And Nandana also saw that in our house (Bhalo-Basha, in Hindusthan Park). Because my mother (Radharani Debi), although she was not too well, she was still writing. So that was a very strange household, where everybody wrote… not a common household because nobody went to office!

Nandana: You and Dimma would send what you were writing up and down between each other… and I was frequently the messenger. It was a constant dialogue between the two of them. And as Ma said, my sister (Antara) and I also had a really wonderful experience of growing up surrounded by poets, and not only in our home. We were taken to readings and kobi sammelans rather than to the zoo or the circus!


‘I felt so proud to be with my daughter as she read her brilliant translations of my poems. In fact, several of the translated poems sounded better than my originals. She works so meticulously on each word, on each sentence, bringing out every nuance. I know how hard it is to translate a poem, and Nandana has impeccably translated not only the words and emotions but also the rhyme scheme, maintaining the metrical pattern. Carolyne Wright and others, including myself, had not made that effort while translating.

This is my first book of poems to be published in English. I’m so grateful to Nandana for this priceless surprise birthday gift. She was translating and preparing the manuscript during her honeymoon, as I found out later from John (Makinson), stealing time from her husband! She loves to surprise me on my birthdays, and has appeared unannounced from USA at my party, or arrived at my hospital cabin at night with special permission, with a birthday cake — straight from the airport. But this book is the nicest birthday present I’ve ever got!

Nandana’s book also made me realise that this is a filial service, a labour of love, that I never thought of offering my own poet parents, Radharani (Aparajita) Debi and Narendra Dev, both of whom made me whatever I am today. But Nandana thought of it and did it for me. May God bless her loving heart and her hardworking pen.

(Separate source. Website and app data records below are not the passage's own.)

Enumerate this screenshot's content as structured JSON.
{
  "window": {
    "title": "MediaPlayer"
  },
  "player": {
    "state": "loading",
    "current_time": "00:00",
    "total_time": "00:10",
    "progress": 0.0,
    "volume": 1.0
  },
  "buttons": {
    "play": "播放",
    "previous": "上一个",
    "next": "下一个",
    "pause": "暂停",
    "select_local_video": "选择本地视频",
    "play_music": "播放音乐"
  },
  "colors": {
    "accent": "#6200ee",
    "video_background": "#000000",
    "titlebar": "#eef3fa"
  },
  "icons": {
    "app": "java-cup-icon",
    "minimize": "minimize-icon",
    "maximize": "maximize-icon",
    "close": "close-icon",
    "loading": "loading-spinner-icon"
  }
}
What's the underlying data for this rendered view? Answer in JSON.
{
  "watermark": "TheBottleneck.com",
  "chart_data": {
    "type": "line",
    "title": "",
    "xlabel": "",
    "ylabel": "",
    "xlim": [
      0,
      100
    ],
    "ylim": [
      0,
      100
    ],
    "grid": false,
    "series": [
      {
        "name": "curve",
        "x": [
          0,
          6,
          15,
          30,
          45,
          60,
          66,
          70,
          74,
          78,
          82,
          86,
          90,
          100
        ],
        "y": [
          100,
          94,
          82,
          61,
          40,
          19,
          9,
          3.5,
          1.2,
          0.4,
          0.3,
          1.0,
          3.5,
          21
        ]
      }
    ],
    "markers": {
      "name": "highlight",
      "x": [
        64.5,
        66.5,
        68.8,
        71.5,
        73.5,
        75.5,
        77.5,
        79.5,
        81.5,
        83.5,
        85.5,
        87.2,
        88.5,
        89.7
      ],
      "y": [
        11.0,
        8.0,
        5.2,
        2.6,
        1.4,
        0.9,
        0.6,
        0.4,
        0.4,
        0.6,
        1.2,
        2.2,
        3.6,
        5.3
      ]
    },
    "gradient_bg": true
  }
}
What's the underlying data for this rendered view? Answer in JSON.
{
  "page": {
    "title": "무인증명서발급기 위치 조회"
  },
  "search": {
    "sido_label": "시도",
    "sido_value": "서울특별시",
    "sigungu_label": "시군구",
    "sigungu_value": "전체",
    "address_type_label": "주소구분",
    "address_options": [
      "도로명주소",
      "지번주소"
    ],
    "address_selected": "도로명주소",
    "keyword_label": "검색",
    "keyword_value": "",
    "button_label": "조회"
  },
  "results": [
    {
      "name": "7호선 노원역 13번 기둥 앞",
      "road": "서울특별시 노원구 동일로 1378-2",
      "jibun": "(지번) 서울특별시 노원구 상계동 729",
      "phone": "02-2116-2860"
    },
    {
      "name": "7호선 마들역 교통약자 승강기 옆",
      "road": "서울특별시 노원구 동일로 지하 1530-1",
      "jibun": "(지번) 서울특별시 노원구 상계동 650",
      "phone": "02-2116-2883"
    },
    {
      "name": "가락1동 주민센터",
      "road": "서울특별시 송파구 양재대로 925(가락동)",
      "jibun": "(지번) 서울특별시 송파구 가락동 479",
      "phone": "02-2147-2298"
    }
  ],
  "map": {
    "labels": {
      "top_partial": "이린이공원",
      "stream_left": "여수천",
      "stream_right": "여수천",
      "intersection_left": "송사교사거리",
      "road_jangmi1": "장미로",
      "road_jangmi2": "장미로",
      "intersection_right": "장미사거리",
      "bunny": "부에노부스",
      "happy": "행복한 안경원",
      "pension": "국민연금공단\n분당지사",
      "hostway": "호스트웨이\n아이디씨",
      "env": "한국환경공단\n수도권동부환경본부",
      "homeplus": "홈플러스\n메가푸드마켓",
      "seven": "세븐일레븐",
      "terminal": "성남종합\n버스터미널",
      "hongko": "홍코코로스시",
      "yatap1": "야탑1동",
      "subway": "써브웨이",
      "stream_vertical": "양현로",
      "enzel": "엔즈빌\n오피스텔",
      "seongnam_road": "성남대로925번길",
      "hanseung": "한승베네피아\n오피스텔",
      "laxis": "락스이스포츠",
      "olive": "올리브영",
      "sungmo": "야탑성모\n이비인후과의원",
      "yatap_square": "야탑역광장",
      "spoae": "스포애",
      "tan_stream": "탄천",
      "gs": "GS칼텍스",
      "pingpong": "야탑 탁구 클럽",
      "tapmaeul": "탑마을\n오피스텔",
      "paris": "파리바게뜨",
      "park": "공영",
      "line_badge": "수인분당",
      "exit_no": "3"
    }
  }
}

‘It was a privilege to host Nabaneetadi and Nandana. The quality of the poems and the faultless manner in which Nandana has translated them, trying to keep the metre and form, is commendable. And Nandana’s foreword on her mother was such a moving piece! All in all a memorable evening.’
— Tata Steel Kalam director Malavika Banerjee who steered the conversation


There’s more mother-daughter delight coming our way, thanks to the next edition of Tata Steel Kolkata Literary Meet. In its sixth year, the festival will be held from January 25 to 29, 2017, and two of the confirmed names are writer Anita Desai and her novelist daughter Kiran Desai. 
Anita, who is half-Bengali by the way, is the writer of celebrated works like The Village by the Sea, Fire on the Mountain, Clear Light of Day, In Custody and more. She has received the Sahitya Akademi Award and been shortlisted for the Booker Prize thrice. 
Her daughter Kiran struck Booker gold with her second novel, The Inheritance of Loss, in 2006, while her debut novel, Hullabaloo in the Guava Orchard, was widely appreciated, including by the likes of Salman Rushdie.

Text: Samhita Chakraborty